Regional cooperation in hydrocarbon and renewable energy sources

Updated On: Feb 3rd 2015

Integrating the natural gas resources of Trinidad and Tobago with the hydroelectric power of Guyana and Suriname into a grid to service the needs of the region for cheaper and cleaner energy is a project of the Point Lisas-based ENMAN Group proposed Wednesday to the Energy Conference at the Hyatt Regency Hotel.

The proposal is for electricity to be transported from south Trinidad via a submarine cable to an industrial estate like Point Lisas on the eastern coast of Guyana. Electricity will then be transmitted overland and to Suriname.

In a future development stage, hydro-electric power, potentially in abundant supply in the two Caricom member states on South America will be sent through the submarine cable system to T&T to be distributed up the Caribbean chain of island nations.

“The project involves a public-private partnership approach we believe the time is right for it,” President of ENMAN, Donald Baldeosingh told the Energy Conference.

“We are looking for partners to contribute technical assistance and financial investment from institutions such as the Caribbean Development Bank and the Inter-American Development Bank to carry feasibilities studies to make the project a commercially bankable one,” Baldeosingh told the Trinidad & Tobago Energy Conference, organized by the Energy Chamber of Trinidad and Tobago.

He estimates the submarine cable from T&T to Guyana and overland transport facilities to Suriname will cost US$1 billion.
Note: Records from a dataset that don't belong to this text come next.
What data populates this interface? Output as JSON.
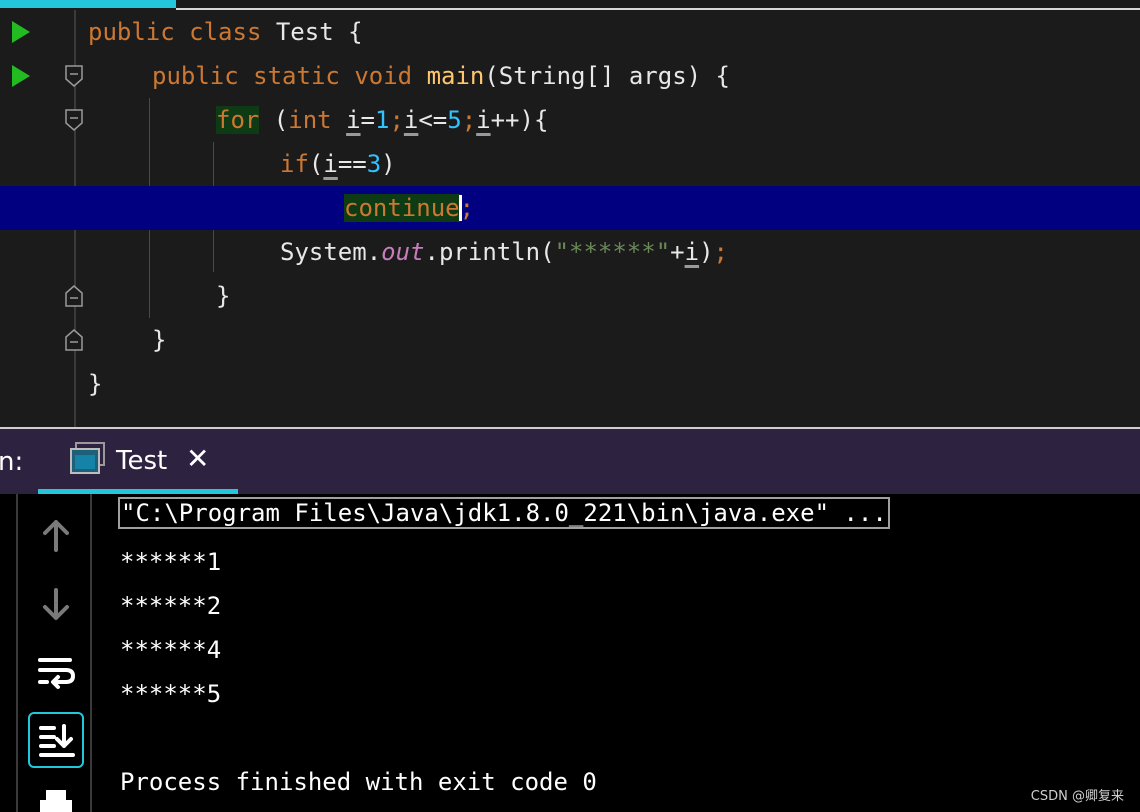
{
  "editor": {
    "lines": {
      "l1": {
        "kw_public": "public",
        "kw_class": "class",
        "class_name": " Test {"
      },
      "l2": {
        "kw_public": "public",
        "kw_static": "static",
        "kw_void": "void",
        "method": "main",
        "params": "(String[] args) {"
      },
      "l3": {
        "kw_for": "for",
        "open": " (",
        "kw_int": "int",
        "sp": " ",
        "var1": "i",
        "eq": "=",
        "n1": "1",
        "semi1": ";",
        "var2": "i",
        "le": "<=",
        "n5": "5",
        "semi2": ";",
        "var3": "i",
        "rest": "++){"
      },
      "l4": {
        "kw_if": "if",
        "open": "(",
        "var": "i",
        "eqeq": "==",
        "n3": "3",
        "close": ")"
      },
      "l5": {
        "kw_continue": "continue",
        "semi": ";"
      },
      "l6": {
        "sys": "System.",
        "out": "out",
        "println": ".println(",
        "str": "\"******\"",
        "plus": "+",
        "var": "i",
        "close": ")",
        "semi": ";"
      },
      "l7": {
        "brace": "}"
      },
      "l8": {
        "brace": "}"
      },
      "l9": {
        "brace": "}"
      }
    }
  },
  "run_panel": {
    "label": "n:",
    "tab": {
      "label": "Test",
      "close": "✕"
    },
    "toolbar": [
      "arrow-up-icon",
      "arrow-down-icon",
      "soft-wrap-icon",
      "scroll-to-end-icon",
      "print-icon"
    ],
    "console": {
      "command": "\"C:\\Program Files\\Java\\jdk1.8.0_221\\bin\\java.exe\" ...",
      "output": [
        "******1",
        "******2",
        "******4",
        "******5"
      ],
      "exit": "Process finished with exit code 0"
    }
  },
  "watermark": "CSDN @卿复来",
  "colors": {
    "accent": "#24c6dc",
    "keyword": "#cc7832",
    "number": "#2fc3ff",
    "string": "#6a8759",
    "highlight": "#000080"
  }
}
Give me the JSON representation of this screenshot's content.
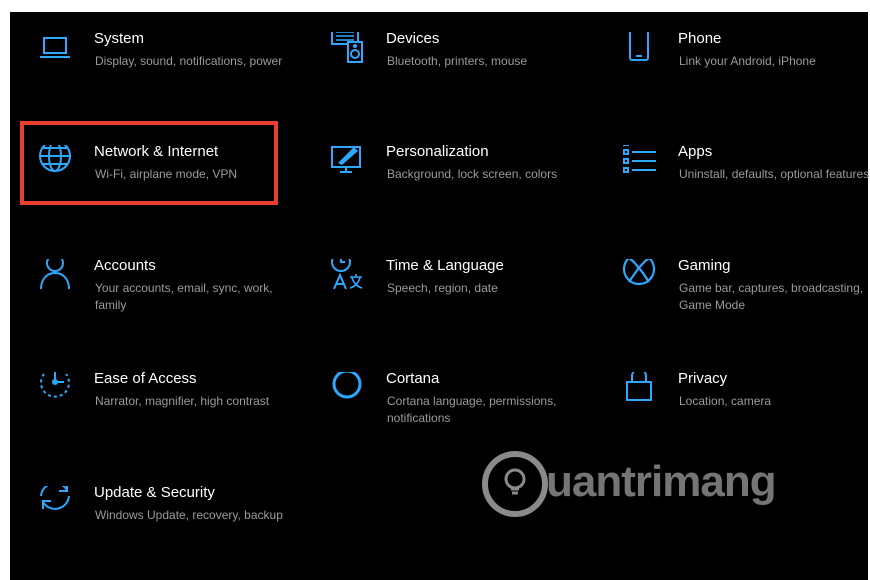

He says the project should be started without delay, eventually involving a wide range of partners in the venture.

But Caricom countries must also have plans and programmes to break the present almost complete dependence on hydrocarbon resources for energy and to make optimum use of the region’s renewable resources.

In the context of climate change realities impacted by greater quantities of harmful carbon emissions from hydrocarbons, the Caribbean Community Climate Change Centre is developing a project to assist Caricom states to adapt and survive having to expend large quantities of financial resources on energy fuels which in turn contribute significantly to relatively large quantities of carbon emissions.

“By 2033, SIDS Dock (Small Islands Developing States) the project of Climate Change Centre will mobilise US$20 billion to invest in the transformation of the Energy Sector to achieve a 25% increase in energy efficiency, to receive 50% of electric power from renewable sources and a 25% decrease in conventional transportation fuel use,” Dr. Kenrick Leslie Executive Director of the Caribbean Climate Change Centre told the Energy Conference.